Segment Start: EXTRACTED RECORDS

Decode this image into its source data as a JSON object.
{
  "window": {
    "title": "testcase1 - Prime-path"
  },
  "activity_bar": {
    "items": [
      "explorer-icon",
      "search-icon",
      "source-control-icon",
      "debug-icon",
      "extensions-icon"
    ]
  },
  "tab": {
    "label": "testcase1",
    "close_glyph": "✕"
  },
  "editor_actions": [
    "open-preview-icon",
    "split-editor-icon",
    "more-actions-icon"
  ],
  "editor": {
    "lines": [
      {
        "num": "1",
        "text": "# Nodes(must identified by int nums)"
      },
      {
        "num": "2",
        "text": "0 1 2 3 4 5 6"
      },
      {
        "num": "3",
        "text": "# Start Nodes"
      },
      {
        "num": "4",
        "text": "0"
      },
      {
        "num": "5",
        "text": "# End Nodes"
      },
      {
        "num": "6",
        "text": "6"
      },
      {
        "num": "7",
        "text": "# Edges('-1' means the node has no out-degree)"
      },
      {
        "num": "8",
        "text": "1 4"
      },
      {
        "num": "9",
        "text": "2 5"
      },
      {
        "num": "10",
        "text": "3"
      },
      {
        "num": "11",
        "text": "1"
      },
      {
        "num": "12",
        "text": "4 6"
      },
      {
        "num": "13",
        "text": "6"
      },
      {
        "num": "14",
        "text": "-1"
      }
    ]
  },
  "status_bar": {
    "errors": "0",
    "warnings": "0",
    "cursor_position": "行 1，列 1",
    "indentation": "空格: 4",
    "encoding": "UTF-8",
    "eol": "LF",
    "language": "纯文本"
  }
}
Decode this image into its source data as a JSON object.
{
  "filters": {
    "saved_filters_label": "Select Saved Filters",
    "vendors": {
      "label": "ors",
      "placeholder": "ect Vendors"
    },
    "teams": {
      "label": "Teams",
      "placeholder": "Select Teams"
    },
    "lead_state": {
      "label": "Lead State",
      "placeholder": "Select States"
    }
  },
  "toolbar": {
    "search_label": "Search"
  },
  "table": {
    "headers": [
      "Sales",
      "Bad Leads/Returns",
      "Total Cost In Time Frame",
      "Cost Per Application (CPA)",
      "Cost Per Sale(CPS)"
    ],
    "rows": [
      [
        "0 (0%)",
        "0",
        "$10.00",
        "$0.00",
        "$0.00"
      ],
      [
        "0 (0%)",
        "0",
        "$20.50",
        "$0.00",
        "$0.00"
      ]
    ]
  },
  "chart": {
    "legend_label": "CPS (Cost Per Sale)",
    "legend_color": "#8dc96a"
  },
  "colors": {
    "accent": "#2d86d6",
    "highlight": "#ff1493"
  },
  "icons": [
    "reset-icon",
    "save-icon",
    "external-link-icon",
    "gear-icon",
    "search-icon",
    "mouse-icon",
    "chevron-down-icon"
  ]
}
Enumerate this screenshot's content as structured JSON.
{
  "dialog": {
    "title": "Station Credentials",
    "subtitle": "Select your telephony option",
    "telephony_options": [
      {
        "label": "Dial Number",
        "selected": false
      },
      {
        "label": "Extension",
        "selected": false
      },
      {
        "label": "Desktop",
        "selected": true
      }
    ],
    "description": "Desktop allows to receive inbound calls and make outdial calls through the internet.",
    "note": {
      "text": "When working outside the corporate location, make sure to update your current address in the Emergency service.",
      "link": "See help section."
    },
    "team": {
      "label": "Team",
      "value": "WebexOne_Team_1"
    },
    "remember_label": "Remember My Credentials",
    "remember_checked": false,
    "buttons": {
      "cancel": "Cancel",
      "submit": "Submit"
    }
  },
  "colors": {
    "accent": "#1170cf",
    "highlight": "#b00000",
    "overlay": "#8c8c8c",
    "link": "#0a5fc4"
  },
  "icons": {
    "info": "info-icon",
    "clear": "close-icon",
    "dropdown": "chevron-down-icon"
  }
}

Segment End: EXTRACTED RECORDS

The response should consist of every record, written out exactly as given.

EXERCISE RESPONSE:
Decode this image into its source data as a JSON object.
{
  "window": {
    "title": "testcase1 - Prime-path"
  },
  "activity_bar": {
    "items": [
      "explorer-icon",
      "search-icon",
      "source-control-icon",
      "debug-icon",
      "extensions-icon"
    ]
  },
  "tab": {
    "label": "testcase1",
    "close_glyph": "✕"
  },
  "editor_actions": [
    "open-preview-icon",
    "split-editor-icon",
    "more-actions-icon"
  ],
  "editor": {
    "lines": [
      {
        "num": "1",
        "text": "# Nodes(must identified by int nums)"
      },
      {
        "num": "2",
        "text": "0 1 2 3 4 5 6"
      },
      {
        "num": "3",
        "text": "# Start Nodes"
      },
      {
        "num": "4",
        "text": "0"
      },
      {
        "num": "5",
        "text": "# End Nodes"
      },
      {
        "num": "6",
        "text": "6"
      },
      {
        "num": "7",
        "text": "# Edges('-1' means the node has no out-degree)"
      },
      {
        "num": "8",
        "text": "1 4"
      },
      {
        "num": "9",
        "text": "2 5"
      },
      {
        "num": "10",
        "text": "3"
      },
      {
        "num": "11",
        "text": "1"
      },
      {
        "num": "12",
        "text": "4 6"
      },
      {
        "num": "13",
        "text": "6"
      },
      {
        "num": "14",
        "text": "-1"
      }
    ]
  },
  "status_bar": {
    "errors": "0",
    "warnings": "0",
    "cursor_position": "行 1，列 1",
    "indentation": "空格: 4",
    "encoding": "UTF-8",
    "eol": "LF",
    "language": "纯文本"
  }
}
Decode this image into its source data as a JSON object.
{
  "filters": {
    "saved_filters_label": "Select Saved Filters",
    "vendors": {
      "label": "ors",
      "placeholder": "ect Vendors"
    },
    "teams": {
      "label": "Teams",
      "placeholder": "Select Teams"
    },
    "lead_state": {
      "label": "Lead State",
      "placeholder": "Select States"
    }
  },
  "toolbar": {
    "search_label": "Search"
  },
  "table": {
    "headers": [
      "Sales",
      "Bad Leads/Returns",
      "Total Cost In Time Frame",
      "Cost Per Application (CPA)",
      "Cost Per Sale(CPS)"
    ],
    "rows": [
      [
        "0 (0%)",
        "0",
        "$10.00",
        "$0.00",
        "$0.00"
      ],
      [
        "0 (0%)",
        "0",
        "$20.50",
        "$0.00",
        "$0.00"
      ]
    ]
  },
  "chart": {
    "legend_label": "CPS (Cost Per Sale)",
    "legend_color": "#8dc96a"
  },
  "colors": {
    "accent": "#2d86d6",
    "highlight": "#ff1493"
  },
  "icons": [
    "reset-icon",
    "save-icon",
    "external-link-icon",
    "gear-icon",
    "search-icon",
    "mouse-icon",
    "chevron-down-icon"
  ]
}
Enumerate this screenshot's content as structured JSON.
{
  "dialog": {
    "title": "Station Credentials",
    "subtitle": "Select your telephony option",
    "telephony_options": [
      {
        "label": "Dial Number",
        "selected": false
      },
      {
        "label": "Extension",
        "selected": false
      },
      {
        "label": "Desktop",
        "selected": true
      }
    ],
    "description": "Desktop allows to receive inbound calls and make outdial calls through the internet.",
    "note": {
      "text": "When working outside the corporate location, make sure to update your current address in the Emergency service.",
      "link": "See help section."
    },
    "team": {
      "label": "Team",
      "value": "WebexOne_Team_1"
    },
    "remember_label": "Remember My Credentials",
    "remember_checked": false,
    "buttons": {
      "cancel": "Cancel",
      "submit": "Submit"
    }
  },
  "colors": {
    "accent": "#1170cf",
    "highlight": "#b00000",
    "overlay": "#8c8c8c",
    "link": "#0a5fc4"
  },
  "icons": {
    "info": "info-icon",
    "clear": "close-icon",
    "dropdown": "chevron-down-icon"
  }
}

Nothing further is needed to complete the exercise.